But the Lord said to my father David, ‘Because it was [a]in your heart to build a house for My name, you did well that it was [b]in your heart. Nevertheless, you shall not build the house, but your son who [c]will be born to you, he will build the house for My name.’
(I Kings 8: 18-19 NASB)
Just like it is possible to do the right thing with a wrong motive, we can try to do the wrong thing with a right motivation. Obedience always discloses our purposes.
David did not err in his heart to have a house built for God, but his desire to construct it himself strayed from God’s plans. Nathan the Prophet delivers the message to David that he is not supposed to build the temple. “When your days are complete, and you lie down with your fathers, I will raise up your descendant after you, who will come forth from you, and I will establish his kingdom. 13 He shall build a house for My name, and I will establish the throne of his kingdom forever” (II Samuel 7: 12-13 NASB).
David’s response of obedience discloses the condition of his heart. “Now, therefore, may it please You to bless the house of Your servant, that it may continue forever before You. For You, O Lord God, have spoken; and with Your blessing may the house of Your servant be blessed forever” (II Samuel 29 NASB). David looked to the eternal blessing, not just the temporal one.
It is better to have the wrong plan with a pure heart because that is always correctable. A right plan with a selfish motive is sometimes incorrigible.
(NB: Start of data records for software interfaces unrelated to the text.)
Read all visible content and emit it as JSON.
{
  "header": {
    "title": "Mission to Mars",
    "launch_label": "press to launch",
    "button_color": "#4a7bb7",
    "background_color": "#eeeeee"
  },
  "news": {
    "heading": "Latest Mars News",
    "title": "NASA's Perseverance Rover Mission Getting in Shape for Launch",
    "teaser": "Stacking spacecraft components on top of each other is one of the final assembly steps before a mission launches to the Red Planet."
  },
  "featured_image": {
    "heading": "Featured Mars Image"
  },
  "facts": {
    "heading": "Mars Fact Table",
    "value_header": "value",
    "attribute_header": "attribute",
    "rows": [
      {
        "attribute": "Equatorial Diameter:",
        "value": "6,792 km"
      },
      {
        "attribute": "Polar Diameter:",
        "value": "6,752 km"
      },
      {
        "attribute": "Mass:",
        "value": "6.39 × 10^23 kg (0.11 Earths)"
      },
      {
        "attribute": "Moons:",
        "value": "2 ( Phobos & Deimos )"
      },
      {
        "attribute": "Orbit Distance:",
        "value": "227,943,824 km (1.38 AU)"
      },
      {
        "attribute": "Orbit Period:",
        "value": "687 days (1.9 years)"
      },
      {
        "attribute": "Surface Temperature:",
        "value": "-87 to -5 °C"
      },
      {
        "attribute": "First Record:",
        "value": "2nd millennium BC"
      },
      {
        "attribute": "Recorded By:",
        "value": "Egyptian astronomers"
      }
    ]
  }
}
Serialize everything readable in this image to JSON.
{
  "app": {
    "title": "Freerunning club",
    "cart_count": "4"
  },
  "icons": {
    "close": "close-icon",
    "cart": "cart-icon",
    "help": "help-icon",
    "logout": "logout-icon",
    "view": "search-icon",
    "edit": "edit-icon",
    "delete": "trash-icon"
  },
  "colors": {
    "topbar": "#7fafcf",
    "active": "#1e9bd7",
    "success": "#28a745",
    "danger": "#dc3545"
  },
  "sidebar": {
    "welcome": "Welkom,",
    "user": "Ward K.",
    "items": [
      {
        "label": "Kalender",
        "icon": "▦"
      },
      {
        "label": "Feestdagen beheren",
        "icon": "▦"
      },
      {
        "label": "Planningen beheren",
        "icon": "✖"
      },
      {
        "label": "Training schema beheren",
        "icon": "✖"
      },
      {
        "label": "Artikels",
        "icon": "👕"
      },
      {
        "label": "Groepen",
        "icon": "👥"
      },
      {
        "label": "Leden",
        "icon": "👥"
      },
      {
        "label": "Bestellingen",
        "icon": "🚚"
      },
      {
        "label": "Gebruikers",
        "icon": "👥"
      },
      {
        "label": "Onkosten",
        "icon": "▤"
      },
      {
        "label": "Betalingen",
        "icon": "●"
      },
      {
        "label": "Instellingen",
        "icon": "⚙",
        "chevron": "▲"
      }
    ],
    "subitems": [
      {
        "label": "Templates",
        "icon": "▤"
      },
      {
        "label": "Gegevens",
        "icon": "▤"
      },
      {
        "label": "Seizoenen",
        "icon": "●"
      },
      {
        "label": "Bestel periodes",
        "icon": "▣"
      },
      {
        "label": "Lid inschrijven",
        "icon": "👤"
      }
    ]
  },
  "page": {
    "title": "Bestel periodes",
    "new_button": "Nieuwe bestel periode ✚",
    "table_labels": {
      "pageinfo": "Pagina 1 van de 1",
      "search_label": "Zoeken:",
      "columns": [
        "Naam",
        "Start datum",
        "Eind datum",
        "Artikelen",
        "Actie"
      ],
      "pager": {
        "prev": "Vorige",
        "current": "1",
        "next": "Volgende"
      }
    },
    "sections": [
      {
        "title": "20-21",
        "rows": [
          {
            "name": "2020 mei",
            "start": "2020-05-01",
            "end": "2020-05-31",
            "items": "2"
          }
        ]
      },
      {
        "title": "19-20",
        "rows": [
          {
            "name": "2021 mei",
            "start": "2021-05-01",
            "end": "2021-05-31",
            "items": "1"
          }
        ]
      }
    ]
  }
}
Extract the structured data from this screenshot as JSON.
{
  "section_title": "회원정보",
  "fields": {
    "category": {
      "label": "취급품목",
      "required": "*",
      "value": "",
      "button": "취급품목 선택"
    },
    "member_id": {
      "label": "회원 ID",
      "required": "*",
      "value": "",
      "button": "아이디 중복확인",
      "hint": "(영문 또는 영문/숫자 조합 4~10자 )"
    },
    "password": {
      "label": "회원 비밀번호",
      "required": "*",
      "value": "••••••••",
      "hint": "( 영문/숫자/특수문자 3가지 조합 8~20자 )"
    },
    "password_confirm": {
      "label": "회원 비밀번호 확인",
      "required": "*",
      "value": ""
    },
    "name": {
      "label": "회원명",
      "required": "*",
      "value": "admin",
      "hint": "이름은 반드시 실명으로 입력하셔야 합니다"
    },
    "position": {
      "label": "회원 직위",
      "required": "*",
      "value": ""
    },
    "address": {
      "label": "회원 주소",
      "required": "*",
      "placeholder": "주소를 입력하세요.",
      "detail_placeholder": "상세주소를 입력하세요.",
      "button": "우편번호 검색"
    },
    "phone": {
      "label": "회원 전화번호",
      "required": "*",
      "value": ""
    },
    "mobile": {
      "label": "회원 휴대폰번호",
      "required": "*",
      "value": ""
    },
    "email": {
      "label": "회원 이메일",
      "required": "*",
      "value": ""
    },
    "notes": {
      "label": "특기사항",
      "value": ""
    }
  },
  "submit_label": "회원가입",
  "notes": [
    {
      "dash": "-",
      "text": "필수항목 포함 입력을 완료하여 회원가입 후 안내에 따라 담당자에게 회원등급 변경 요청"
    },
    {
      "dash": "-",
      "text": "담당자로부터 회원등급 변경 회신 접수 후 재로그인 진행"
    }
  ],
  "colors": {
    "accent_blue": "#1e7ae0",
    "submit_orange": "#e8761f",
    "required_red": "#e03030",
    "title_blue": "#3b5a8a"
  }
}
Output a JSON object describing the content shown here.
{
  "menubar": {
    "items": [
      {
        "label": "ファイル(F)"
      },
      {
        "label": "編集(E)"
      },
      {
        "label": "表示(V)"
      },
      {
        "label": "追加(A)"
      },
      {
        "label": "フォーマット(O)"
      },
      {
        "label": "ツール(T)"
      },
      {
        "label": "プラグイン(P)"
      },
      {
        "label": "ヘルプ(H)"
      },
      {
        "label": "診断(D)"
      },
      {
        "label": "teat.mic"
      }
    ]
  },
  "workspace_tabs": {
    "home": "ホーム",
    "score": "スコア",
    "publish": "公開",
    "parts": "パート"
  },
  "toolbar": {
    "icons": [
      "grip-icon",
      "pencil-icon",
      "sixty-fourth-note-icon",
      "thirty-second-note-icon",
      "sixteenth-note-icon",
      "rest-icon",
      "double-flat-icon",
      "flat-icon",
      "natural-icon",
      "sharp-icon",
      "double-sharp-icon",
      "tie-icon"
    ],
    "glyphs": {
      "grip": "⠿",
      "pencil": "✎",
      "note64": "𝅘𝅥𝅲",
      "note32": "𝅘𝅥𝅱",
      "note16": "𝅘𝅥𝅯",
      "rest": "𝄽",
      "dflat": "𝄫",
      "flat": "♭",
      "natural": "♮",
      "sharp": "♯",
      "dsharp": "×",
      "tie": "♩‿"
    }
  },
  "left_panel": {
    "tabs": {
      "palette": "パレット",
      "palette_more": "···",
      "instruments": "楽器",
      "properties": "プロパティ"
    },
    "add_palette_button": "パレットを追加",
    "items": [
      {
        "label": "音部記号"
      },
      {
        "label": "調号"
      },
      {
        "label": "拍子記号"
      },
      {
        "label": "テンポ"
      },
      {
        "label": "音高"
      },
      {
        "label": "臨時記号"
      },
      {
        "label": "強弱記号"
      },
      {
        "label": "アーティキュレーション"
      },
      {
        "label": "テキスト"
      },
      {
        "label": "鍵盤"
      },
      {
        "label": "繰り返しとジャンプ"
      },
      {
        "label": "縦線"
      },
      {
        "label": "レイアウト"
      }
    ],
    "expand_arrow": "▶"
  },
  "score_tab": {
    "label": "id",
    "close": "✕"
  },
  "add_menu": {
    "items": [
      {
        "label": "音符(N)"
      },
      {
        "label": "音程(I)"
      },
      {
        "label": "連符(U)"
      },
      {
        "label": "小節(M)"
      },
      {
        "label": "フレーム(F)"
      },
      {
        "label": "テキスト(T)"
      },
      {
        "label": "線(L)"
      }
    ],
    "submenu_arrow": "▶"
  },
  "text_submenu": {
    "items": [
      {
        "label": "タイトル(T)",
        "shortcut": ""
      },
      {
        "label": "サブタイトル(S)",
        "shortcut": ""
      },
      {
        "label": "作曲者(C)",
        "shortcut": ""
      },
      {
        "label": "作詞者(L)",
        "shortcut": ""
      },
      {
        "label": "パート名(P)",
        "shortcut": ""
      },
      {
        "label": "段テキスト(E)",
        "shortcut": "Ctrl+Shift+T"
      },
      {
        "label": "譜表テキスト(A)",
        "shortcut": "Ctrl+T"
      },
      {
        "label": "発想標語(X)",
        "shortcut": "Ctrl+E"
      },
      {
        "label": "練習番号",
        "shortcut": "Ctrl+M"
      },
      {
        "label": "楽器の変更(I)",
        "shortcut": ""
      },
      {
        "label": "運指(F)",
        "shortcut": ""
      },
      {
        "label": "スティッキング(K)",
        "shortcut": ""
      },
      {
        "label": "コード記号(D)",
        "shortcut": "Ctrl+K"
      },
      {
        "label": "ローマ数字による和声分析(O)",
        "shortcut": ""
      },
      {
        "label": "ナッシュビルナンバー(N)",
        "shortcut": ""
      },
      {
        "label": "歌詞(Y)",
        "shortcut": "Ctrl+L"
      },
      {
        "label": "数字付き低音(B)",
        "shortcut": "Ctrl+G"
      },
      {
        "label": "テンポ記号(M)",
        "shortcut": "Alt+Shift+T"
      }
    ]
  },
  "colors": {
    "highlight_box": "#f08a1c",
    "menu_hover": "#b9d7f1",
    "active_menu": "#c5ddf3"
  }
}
Image used with permission by Microsoft.
Ken Barnes the author of “The Chicken Farm and Other Sacred Places” YWAM Publishing